It is used to provide local anaesthesia at various sites in the body and it acts by inhibiting the ionic refluxes required for the initiation and conduction of impulses, thereby stabilising the neuronal membrane. In addition to blocking conduction in nerve axons in the peripheral nervous system, lidocaine has important effects on the central nervous system and cardiovascular system. After absorption, lidocaine may cause stimulation of the CNS followed by depression and in the cardiovascular system, it acts primarily on the myocardium where it may produce decreases in electrical excitability, conduction rate and force of contraction.

5.2 Pharmacokinetic properties

Absorption

Lidocaine is absorbed from injection sites including muscle and its rate of absorption is determined by factors such as the site of administration and the tissue vascularity. Except for intravascular administration, the highest blood levels occur following intercostal nerve block and the lowest after subcutaneous administration.

Distribution

Lidocaine is bound to plasma proteins, including alpha-1-acid-glycoprotein. The drug crosses the blood-brain and placental barriers.

Biotransformation

Lidocaine is metabolised in the liver and about 90% of a given dose undergoes N-dealkylation to form monoethylglycinexylidide and glycinexylidide, both of which may contribute to the therapeutic and toxic effects of lidocaine. Further metabolism occurs and metabolites are excreted in the urine with less than 10% as unchanged lidocaine.

Elimination

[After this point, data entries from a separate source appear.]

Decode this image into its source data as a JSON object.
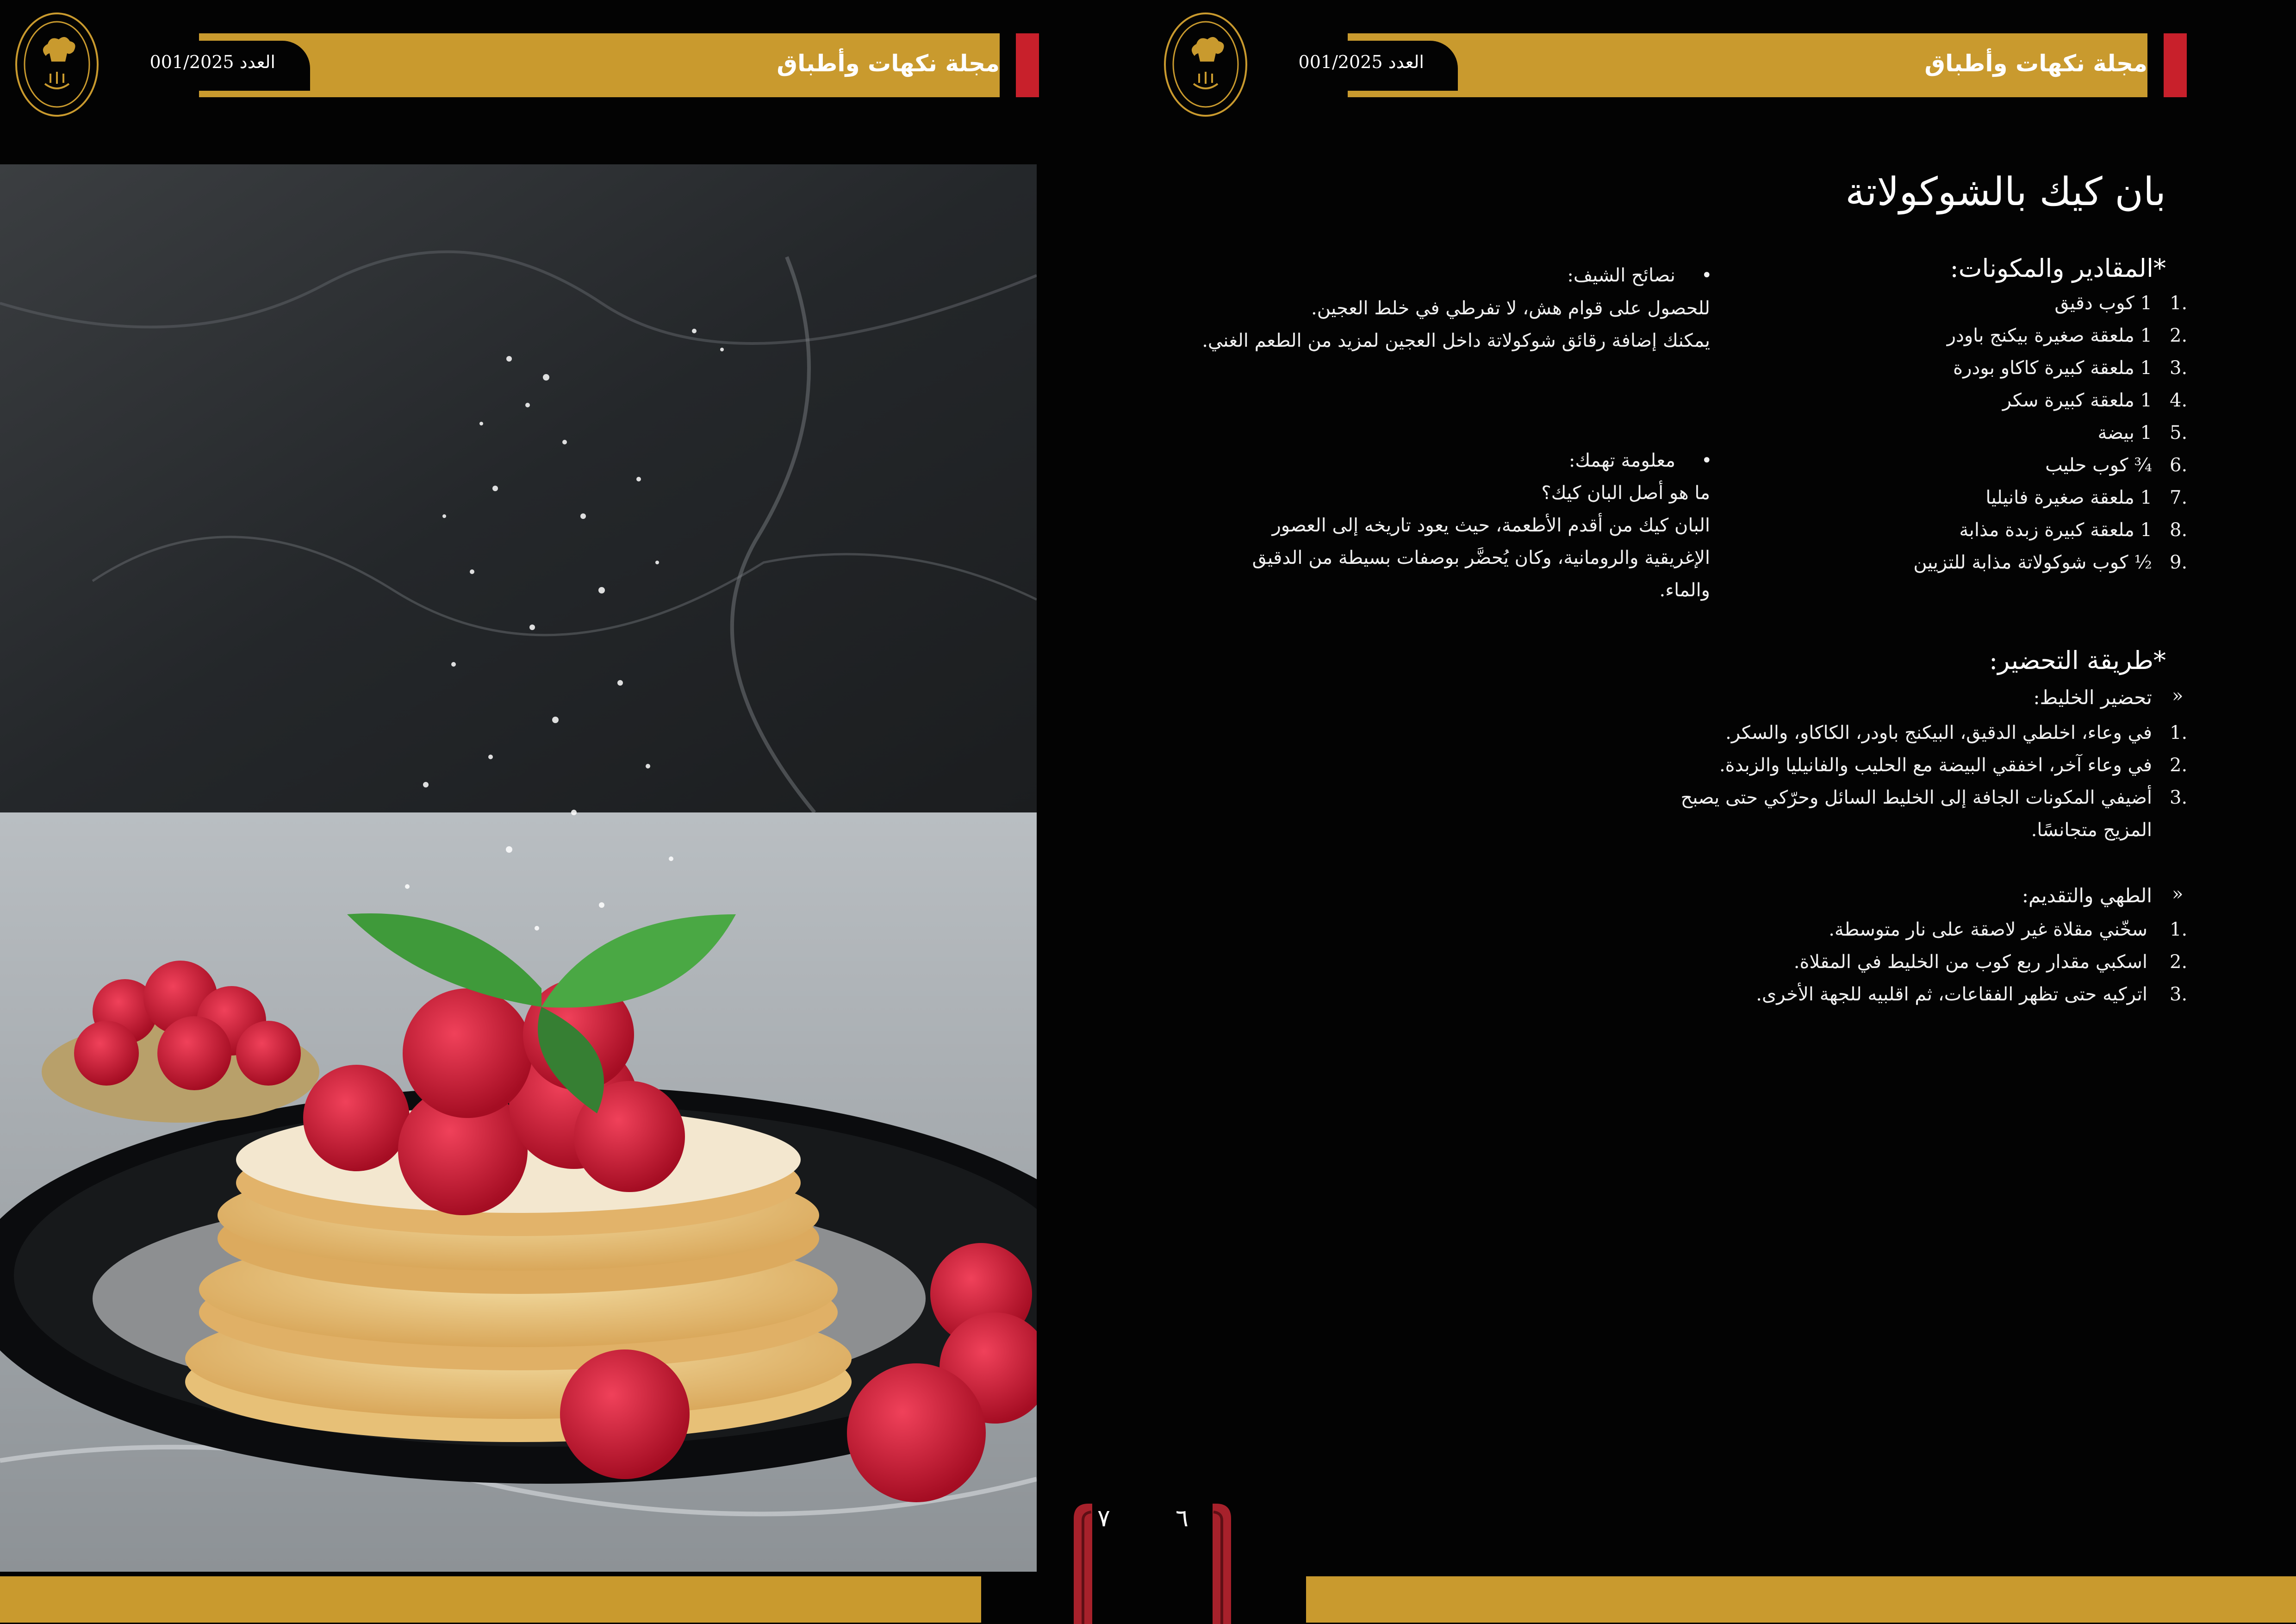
{
  "header": {
    "magazine_title": "مجلة نكهات وأطباق",
    "issue": "العدد 001/2025"
  },
  "colors": {
    "gold": "#c99a2e",
    "red": "#c8202b",
    "black": "#030303"
  },
  "image": {
    "description_icon": "pancake-photo"
  },
  "recipe": {
    "title": "بان كيك بالشوكولاتة",
    "ingredients_heading": "*المقادير والمكونات:",
    "ingredients": [
      "1 كوب دقيق",
      "1 ملعقة صغيرة بيكنج باودر",
      "1 ملعقة كبيرة كاكاو بودرة",
      "1 ملعقة كبيرة سكر",
      "1 بيضة",
      "¾ كوب حليب",
      "1 ملعقة صغيرة فانيليا",
      "1 ملعقة كبيرة زبدة مذابة",
      "½ كوب شوكولاتة مذابة للتزيين"
    ],
    "method_heading": "*طريقة التحضير:",
    "mix_heading": "تحضير الخليط:",
    "mix_steps": [
      "في وعاء، اخلطي الدقيق، البيكنج باودر، الكاكاو، والسكر.",
      "في وعاء آخر، اخفقي البيضة مع الحليب والفانيليا والزبدة.",
      "أضيفي المكونات الجافة إلى الخليط السائل وحرّكي حتى يصبح",
      "المزيج متجانسًا."
    ],
    "cook_heading": "الطهي والتقديم:",
    "cook_steps": [
      "سخّني مقلاة غير لاصقة على نار متوسطة.",
      "اسكبي مقدار ربع كوب من الخليط في المقلاة.",
      "اتركيه حتى تظهر الفقاعات، ثم اقلبيه للجهة الأخرى."
    ],
    "numbers": [
      "1.",
      "2.",
      "3.",
      "4.",
      "5.",
      "6.",
      "7.",
      "8.",
      "9."
    ],
    "arrow": "»"
  },
  "tips": {
    "bullet": "•",
    "chef_heading": "نصائح الشيف:",
    "chef_lines": [
      "للحصول على قوام هش، لا تفرطي في خلط العجين.",
      "يمكنك إضافة رقائق شوكولاتة داخل العجين لمزيد من الطعم الغني."
    ],
    "info_heading": "معلومة تهمك:",
    "info_lines": [
      "ما هو أصل البان كيك؟",
      "البان كيك من أقدم الأطعمة، حيث يعود تاريخه إلى العصور",
      "الإغريقية والرومانية، وكان يُحضَّر بوصفات بسيطة من الدقيق",
      "والماء."
    ]
  },
  "pages": {
    "left": "٧",
    "right": "٦"
  }
}
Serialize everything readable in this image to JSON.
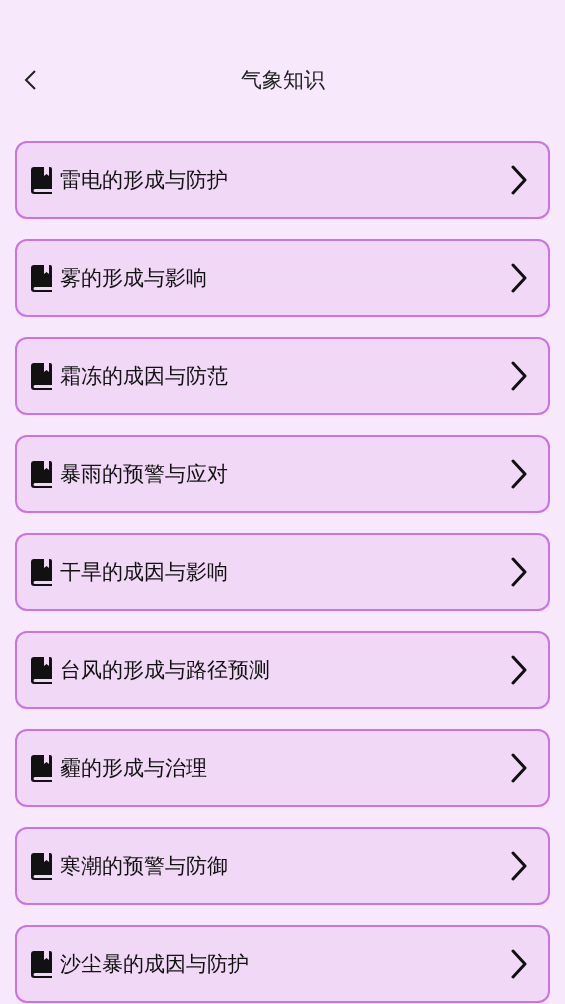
{
  "header": {
    "title": "气象知识"
  },
  "items": [
    {
      "label": "雷电的形成与防护"
    },
    {
      "label": "雾的形成与影响"
    },
    {
      "label": "霜冻的成因与防范"
    },
    {
      "label": "暴雨的预警与应对"
    },
    {
      "label": "干旱的成因与影响"
    },
    {
      "label": "台风的形成与路径预测"
    },
    {
      "label": "霾的形成与治理"
    },
    {
      "label": "寒潮的预警与防御"
    },
    {
      "label": "沙尘暴的成因与防护"
    }
  ]
}
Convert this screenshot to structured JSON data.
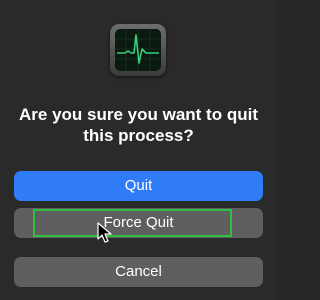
{
  "dialog": {
    "icon": "activity-monitor-icon",
    "message": "Are you sure you want to quit this process?",
    "buttons": {
      "quit": "Quit",
      "force_quit": "Force Quit",
      "cancel": "Cancel"
    }
  },
  "colors": {
    "background": "#2a2a2a",
    "primary_button": "#2f7cf6",
    "secondary_button": "#5f5f61",
    "highlight": "#2fc03e",
    "monitor_line": "#35d07a"
  }
}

The elimination half-life of lidocaine following an intravenous bolus injection is one to two hours, but this may be prolonged in patients with hepatic dysfunction.

5.3 Preclinical safety data

No further relevant information other than that which is included in other sections of the Summary of Product Characteristics.

6. Pharmaceutical particulars
6.1 List of excipients

Sodium Chloride

Sodium Hydroxide

Hydrochloric Acid

Water for Injections

6.2 Incompatibilities

Lidocaine caused precipitation of amphotericin, methohexital sodium and sulfadiazine sodium in glucose injection. It is recommended that admixtures of lidocaine and glyceryltrinitrate should be avoided.

6.3 Shelf life

3 years.

If only part used, discard the remaining solution.

6.4 Special precautions for storage

Do not store above 25°C.

Keep the ampoule in the outer carton in order to protect from light.

6.5 Nature and contents of container

2ml, 5ml, 10ml & 20ml translucent plastic ampoules, polypropylene Ph. Eur., packed in cardboard cartons to contain 10, 20, 50 and 100 ampoules.

Not all pack sizes may be marketed.

6.6 Special precautions for disposal and other handling

Use as directed by the physician.

Keep out of reach of children.

7. Marketing authorisation holder

Mercury Pharmaceuticals Ltd,

Capital House, 85 King William Street,

London EC4N 7BL, UK

8. Marketing authorisation number(s)

PL 12762/0584

9. Date of first authorisation/renewal of the authorisation

26th November 1991 / 29th July 1997

10. Date of revision of the text

07/07/2021